YOUR ASSIGNMENT ▸ In the data below, locate each line with the word "更正日期" and list it.

Component data from apps and pages
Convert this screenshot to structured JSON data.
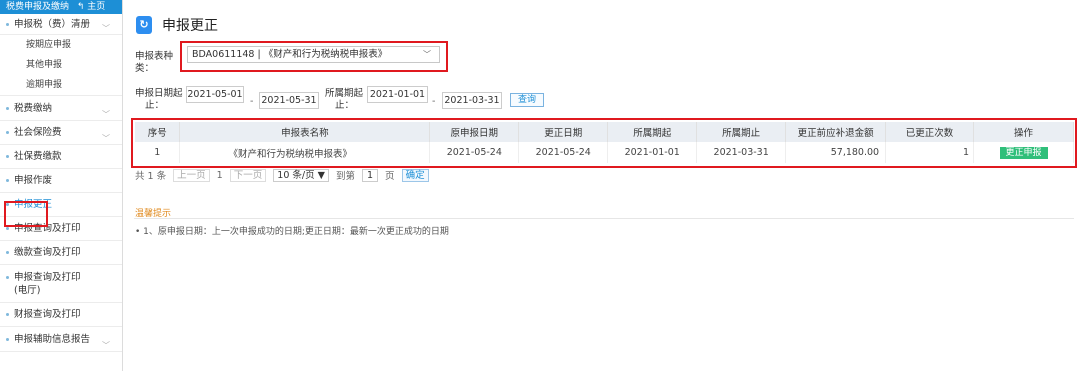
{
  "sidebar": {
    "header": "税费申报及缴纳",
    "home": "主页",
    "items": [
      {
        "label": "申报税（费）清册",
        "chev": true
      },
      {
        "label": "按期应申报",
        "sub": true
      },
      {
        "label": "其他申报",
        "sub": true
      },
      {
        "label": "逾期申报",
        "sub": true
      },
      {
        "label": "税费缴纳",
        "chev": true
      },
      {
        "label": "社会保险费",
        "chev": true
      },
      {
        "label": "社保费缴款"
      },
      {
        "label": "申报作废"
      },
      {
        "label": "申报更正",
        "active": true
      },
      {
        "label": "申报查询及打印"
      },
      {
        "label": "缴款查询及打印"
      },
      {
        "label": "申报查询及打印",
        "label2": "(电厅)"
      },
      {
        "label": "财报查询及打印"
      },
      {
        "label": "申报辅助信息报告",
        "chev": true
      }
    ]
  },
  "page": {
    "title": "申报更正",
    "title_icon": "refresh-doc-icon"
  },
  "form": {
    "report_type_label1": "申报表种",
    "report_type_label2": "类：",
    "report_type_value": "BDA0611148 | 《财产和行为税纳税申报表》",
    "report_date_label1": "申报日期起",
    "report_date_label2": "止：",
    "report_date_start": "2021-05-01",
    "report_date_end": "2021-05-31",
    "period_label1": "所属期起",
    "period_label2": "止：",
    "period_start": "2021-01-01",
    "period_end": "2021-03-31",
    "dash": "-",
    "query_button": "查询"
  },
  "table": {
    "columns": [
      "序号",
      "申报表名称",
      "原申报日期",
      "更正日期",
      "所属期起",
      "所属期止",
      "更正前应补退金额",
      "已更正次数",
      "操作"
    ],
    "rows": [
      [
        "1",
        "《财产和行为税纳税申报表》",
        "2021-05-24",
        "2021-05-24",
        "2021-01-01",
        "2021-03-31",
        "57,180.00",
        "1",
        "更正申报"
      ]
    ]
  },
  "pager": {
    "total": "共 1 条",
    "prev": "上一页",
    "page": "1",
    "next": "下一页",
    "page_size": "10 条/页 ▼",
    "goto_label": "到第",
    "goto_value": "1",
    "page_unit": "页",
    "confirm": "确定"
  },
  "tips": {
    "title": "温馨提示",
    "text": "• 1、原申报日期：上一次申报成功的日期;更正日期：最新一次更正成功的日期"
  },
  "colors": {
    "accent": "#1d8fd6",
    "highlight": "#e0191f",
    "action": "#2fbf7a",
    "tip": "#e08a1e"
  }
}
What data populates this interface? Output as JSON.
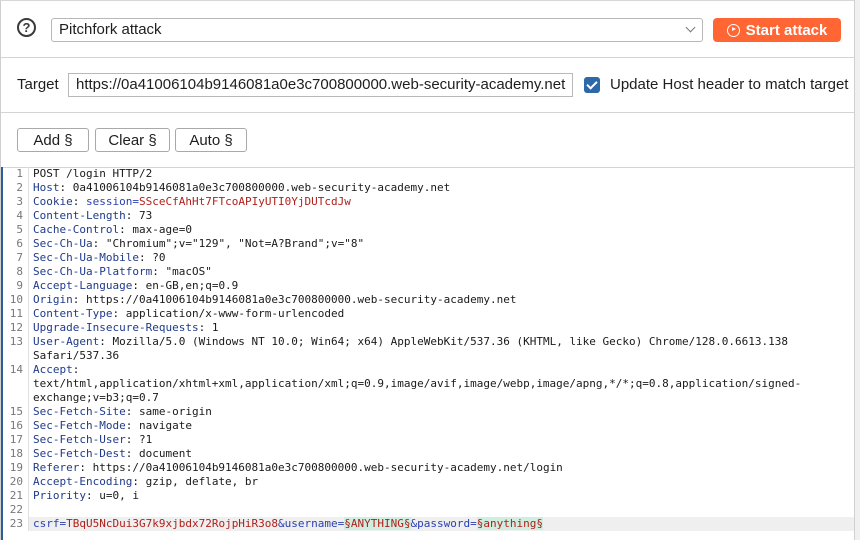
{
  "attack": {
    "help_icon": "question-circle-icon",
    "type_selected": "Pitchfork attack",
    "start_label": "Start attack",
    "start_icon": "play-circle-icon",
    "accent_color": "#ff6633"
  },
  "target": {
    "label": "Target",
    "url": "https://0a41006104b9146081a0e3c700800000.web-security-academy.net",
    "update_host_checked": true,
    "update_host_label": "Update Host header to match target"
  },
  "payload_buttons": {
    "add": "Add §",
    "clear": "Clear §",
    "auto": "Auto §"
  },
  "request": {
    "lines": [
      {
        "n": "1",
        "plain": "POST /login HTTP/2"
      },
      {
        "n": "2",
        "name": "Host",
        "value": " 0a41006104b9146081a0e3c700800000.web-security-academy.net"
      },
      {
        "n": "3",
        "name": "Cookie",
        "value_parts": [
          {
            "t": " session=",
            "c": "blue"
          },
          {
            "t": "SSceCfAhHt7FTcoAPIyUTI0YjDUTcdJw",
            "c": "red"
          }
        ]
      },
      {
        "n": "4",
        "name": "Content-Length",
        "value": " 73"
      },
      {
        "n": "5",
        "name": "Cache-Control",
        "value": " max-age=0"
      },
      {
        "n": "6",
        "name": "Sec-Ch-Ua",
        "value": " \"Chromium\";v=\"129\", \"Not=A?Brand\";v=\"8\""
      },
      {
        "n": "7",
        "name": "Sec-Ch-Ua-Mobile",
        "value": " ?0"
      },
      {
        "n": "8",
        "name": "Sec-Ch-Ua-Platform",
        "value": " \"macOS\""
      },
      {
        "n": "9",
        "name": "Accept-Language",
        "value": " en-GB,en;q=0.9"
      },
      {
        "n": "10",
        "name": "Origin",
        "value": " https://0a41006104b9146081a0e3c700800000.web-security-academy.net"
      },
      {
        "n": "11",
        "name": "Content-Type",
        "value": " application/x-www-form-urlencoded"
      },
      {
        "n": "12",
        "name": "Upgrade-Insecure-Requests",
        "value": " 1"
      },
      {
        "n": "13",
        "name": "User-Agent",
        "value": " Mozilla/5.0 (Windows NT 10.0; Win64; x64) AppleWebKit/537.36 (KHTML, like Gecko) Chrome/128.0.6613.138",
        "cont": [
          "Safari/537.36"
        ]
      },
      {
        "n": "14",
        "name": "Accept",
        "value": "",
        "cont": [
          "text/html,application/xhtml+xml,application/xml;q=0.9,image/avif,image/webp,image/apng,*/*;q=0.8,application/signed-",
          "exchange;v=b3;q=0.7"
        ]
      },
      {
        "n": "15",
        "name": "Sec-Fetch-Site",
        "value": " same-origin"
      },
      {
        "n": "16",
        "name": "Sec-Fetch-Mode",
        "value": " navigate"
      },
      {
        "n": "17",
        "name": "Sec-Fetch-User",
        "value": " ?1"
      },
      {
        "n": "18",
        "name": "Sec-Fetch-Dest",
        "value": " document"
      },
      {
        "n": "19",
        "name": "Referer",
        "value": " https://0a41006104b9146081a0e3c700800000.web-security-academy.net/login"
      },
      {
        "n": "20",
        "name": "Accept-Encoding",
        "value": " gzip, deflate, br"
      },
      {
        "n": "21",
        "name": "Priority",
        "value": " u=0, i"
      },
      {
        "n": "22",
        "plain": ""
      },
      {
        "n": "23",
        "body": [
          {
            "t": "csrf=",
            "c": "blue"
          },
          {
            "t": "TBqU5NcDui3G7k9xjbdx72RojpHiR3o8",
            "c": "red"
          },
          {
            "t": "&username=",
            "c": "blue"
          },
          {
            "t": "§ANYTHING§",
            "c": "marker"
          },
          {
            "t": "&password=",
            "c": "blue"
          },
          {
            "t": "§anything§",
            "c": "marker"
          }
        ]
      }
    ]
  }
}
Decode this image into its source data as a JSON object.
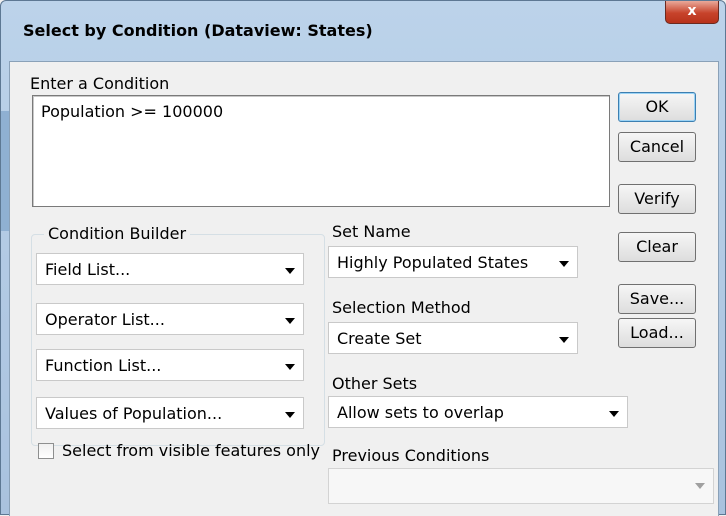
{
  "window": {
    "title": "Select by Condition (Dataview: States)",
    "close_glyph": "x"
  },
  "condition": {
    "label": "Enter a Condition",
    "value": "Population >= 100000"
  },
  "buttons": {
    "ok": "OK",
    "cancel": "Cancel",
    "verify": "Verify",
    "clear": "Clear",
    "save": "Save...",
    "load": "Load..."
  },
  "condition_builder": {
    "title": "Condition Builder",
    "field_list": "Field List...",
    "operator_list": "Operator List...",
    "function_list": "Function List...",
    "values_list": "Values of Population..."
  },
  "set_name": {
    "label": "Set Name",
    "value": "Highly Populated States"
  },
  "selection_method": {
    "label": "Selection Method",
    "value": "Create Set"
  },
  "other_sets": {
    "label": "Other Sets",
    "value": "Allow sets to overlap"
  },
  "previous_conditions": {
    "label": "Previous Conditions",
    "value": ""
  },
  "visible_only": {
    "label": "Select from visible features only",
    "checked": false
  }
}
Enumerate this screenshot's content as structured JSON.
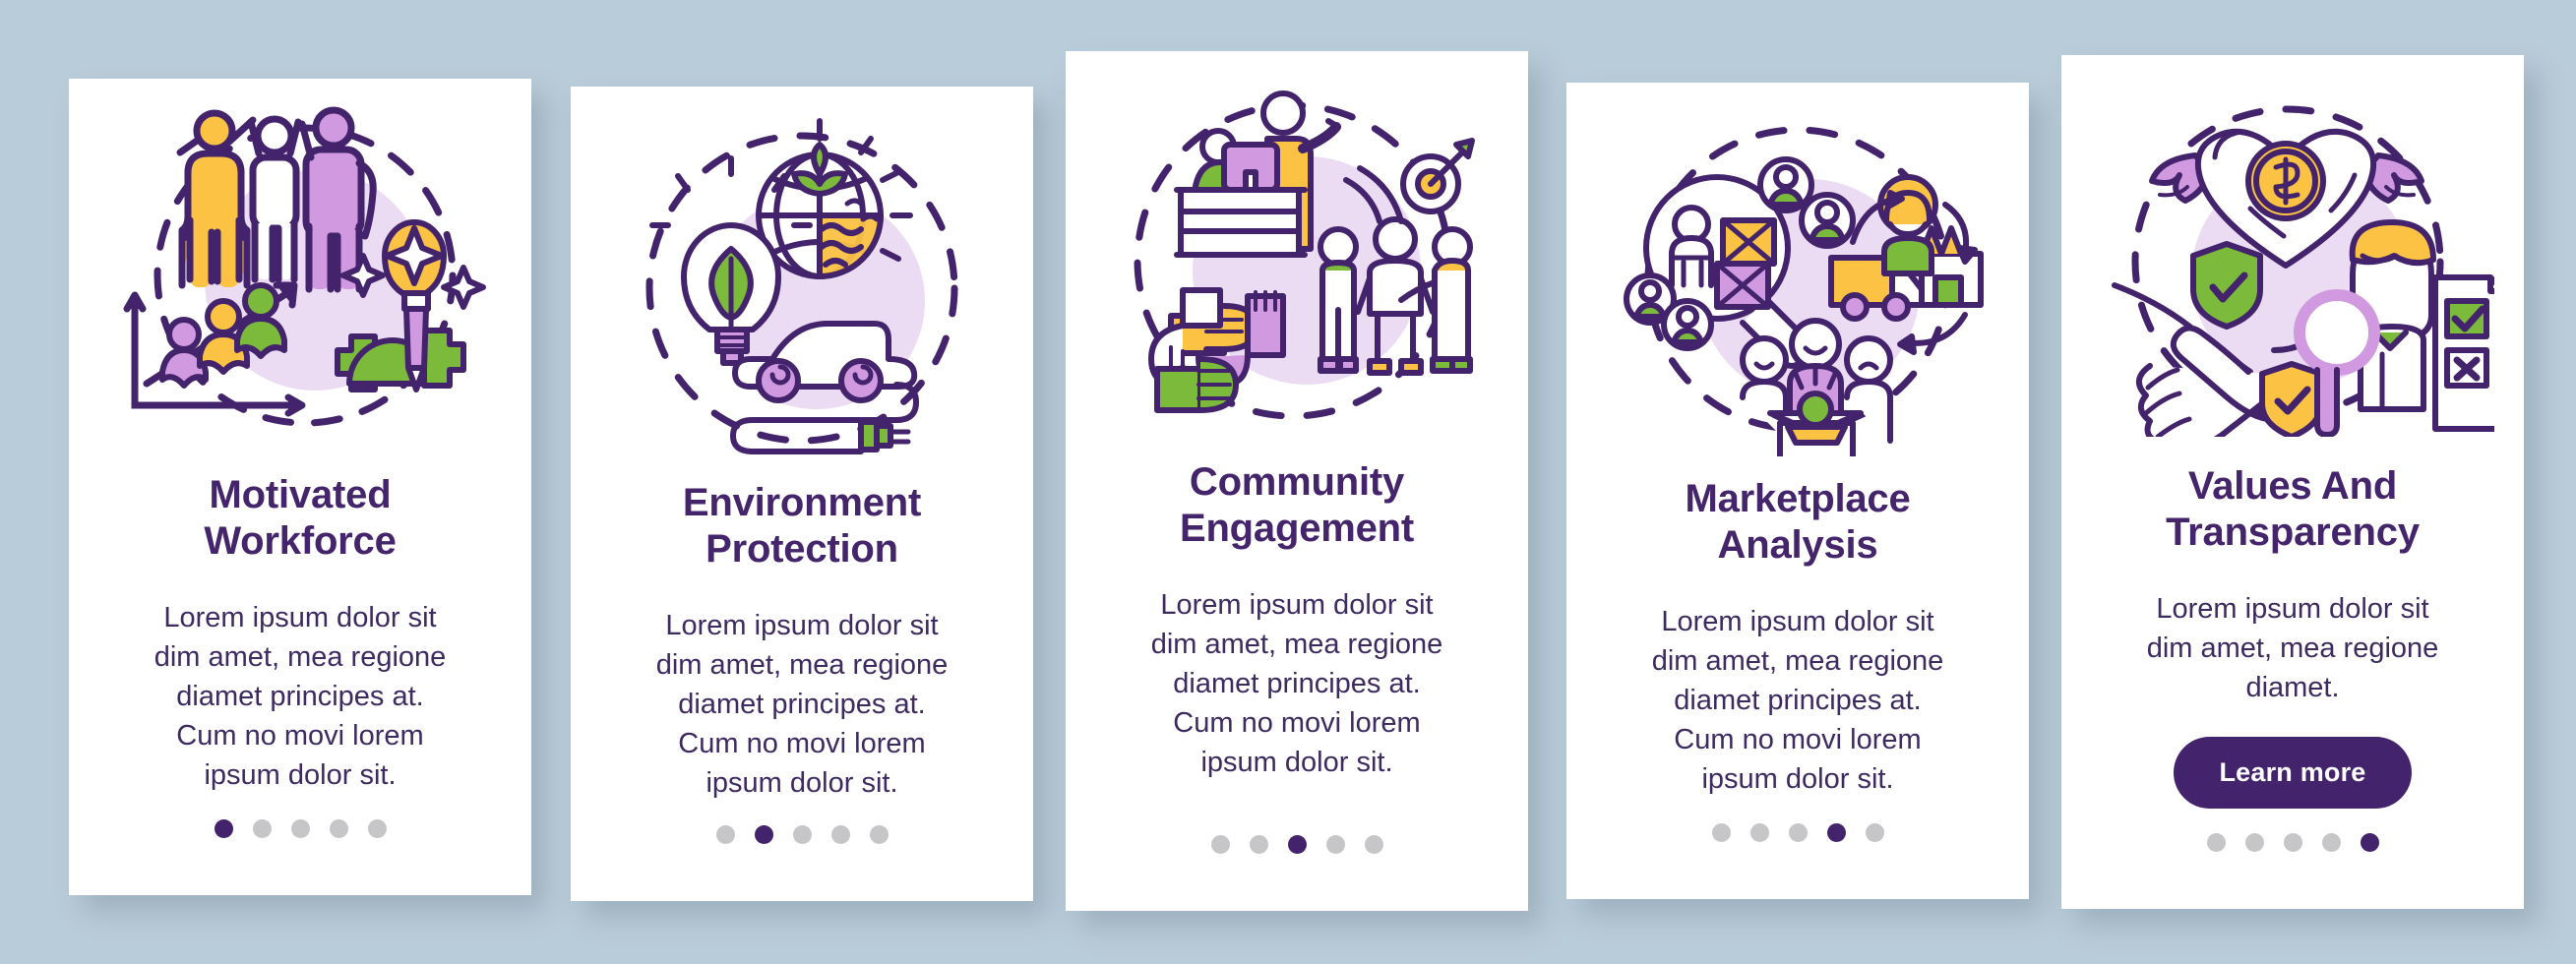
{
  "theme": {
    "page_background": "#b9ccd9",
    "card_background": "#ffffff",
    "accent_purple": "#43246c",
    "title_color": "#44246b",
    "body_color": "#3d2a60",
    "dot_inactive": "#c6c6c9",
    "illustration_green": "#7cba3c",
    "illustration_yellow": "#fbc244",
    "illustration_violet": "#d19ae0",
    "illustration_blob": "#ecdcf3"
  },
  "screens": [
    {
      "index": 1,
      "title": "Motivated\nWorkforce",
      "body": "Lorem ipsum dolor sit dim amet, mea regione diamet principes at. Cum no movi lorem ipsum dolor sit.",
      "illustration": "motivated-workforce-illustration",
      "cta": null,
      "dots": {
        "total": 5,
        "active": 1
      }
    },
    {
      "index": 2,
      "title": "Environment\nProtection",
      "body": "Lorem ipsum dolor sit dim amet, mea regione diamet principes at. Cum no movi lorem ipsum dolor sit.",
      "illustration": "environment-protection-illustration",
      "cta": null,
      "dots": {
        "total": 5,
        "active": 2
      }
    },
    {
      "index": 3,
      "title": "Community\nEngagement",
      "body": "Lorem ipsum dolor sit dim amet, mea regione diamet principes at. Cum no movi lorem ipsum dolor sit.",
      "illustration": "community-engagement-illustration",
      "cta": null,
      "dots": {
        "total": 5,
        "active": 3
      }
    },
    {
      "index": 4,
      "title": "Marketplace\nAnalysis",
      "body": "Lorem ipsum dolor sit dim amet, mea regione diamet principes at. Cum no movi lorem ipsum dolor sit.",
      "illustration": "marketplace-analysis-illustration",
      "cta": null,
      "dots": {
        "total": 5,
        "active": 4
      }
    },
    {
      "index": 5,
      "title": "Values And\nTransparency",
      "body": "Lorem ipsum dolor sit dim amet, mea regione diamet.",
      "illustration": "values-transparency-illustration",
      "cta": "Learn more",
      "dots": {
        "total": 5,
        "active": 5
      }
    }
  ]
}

OUTPUT FOR THIS TASK ▸
      "更正日期",
    "text": "• 1、原申报日期：上一次申报成功的日期;更正日期：最新一次更正成功的日期"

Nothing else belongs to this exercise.